■ **Prompt**: Restate the following records word for word without images.

◆ ◆ ◆ ◆ ◆

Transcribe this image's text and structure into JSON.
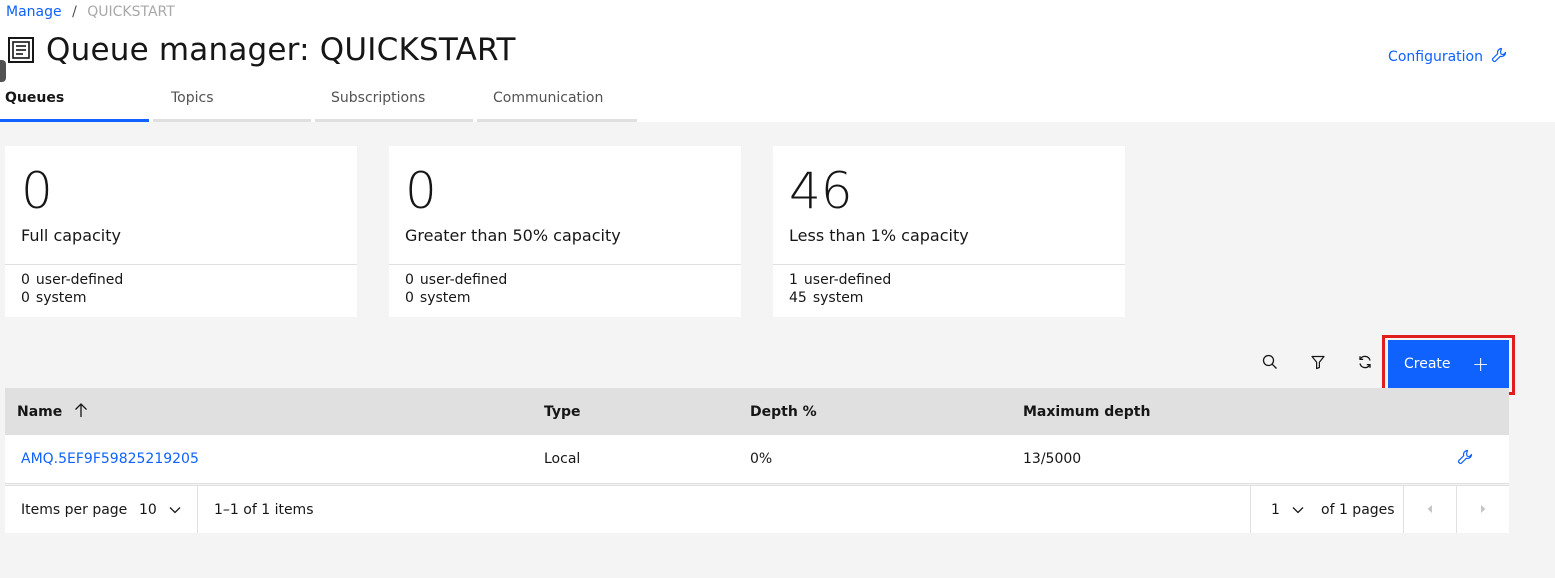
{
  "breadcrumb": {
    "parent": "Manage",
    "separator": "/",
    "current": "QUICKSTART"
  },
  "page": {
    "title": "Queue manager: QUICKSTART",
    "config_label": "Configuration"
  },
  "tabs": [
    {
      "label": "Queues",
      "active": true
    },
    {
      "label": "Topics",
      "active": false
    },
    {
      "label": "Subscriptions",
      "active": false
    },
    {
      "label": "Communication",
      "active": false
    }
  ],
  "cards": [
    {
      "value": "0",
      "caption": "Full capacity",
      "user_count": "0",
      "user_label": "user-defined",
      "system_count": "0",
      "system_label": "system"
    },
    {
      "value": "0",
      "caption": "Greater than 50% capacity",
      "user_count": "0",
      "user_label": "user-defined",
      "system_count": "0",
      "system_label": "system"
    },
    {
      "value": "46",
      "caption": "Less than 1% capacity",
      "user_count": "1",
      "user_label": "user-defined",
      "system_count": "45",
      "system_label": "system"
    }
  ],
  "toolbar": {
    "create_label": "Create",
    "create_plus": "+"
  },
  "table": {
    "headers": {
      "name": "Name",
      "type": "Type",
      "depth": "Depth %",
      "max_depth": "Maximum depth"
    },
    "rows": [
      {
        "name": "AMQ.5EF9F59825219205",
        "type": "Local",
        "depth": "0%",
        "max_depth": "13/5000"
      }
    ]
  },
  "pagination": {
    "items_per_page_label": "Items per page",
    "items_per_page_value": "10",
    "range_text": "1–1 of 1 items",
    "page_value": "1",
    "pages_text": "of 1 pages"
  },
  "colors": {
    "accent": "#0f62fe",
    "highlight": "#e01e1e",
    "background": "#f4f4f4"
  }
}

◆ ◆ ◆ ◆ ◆

■ **Response below**:
Transcribe this image's text and structure into JSON.
{
  "breadcrumb": {
    "parent": "Manage",
    "separator": "/",
    "current": "QUICKSTART"
  },
  "page": {
    "title": "Queue manager: QUICKSTART",
    "config_label": "Configuration"
  },
  "tabs": [
    {
      "label": "Queues",
      "active": true
    },
    {
      "label": "Topics",
      "active": false
    },
    {
      "label": "Subscriptions",
      "active": false
    },
    {
      "label": "Communication",
      "active": false
    }
  ],
  "cards": [
    {
      "value": "0",
      "caption": "Full capacity",
      "user_count": "0",
      "user_label": "user-defined",
      "system_count": "0",
      "system_label": "system"
    },
    {
      "value": "0",
      "caption": "Greater than 50% capacity",
      "user_count": "0",
      "user_label": "user-defined",
      "system_count": "0",
      "system_label": "system"
    },
    {
      "value": "46",
      "caption": "Less than 1% capacity",
      "user_count": "1",
      "user_label": "user-defined",
      "system_count": "45",
      "system_label": "system"
    }
  ],
  "toolbar": {
    "create_label": "Create",
    "create_plus": "+"
  },
  "table": {
    "headers": {
      "name": "Name",
      "type": "Type",
      "depth": "Depth %",
      "max_depth": "Maximum depth"
    },
    "rows": [
      {
        "name": "AMQ.5EF9F59825219205",
        "type": "Local",
        "depth": "0%",
        "max_depth": "13/5000"
      }
    ]
  },
  "pagination": {
    "items_per_page_label": "Items per page",
    "items_per_page_value": "10",
    "range_text": "1–1 of 1 items",
    "page_value": "1",
    "pages_text": "of 1 pages"
  },
  "colors": {
    "accent": "#0f62fe",
    "highlight": "#e01e1e",
    "background": "#f4f4f4"
  }
}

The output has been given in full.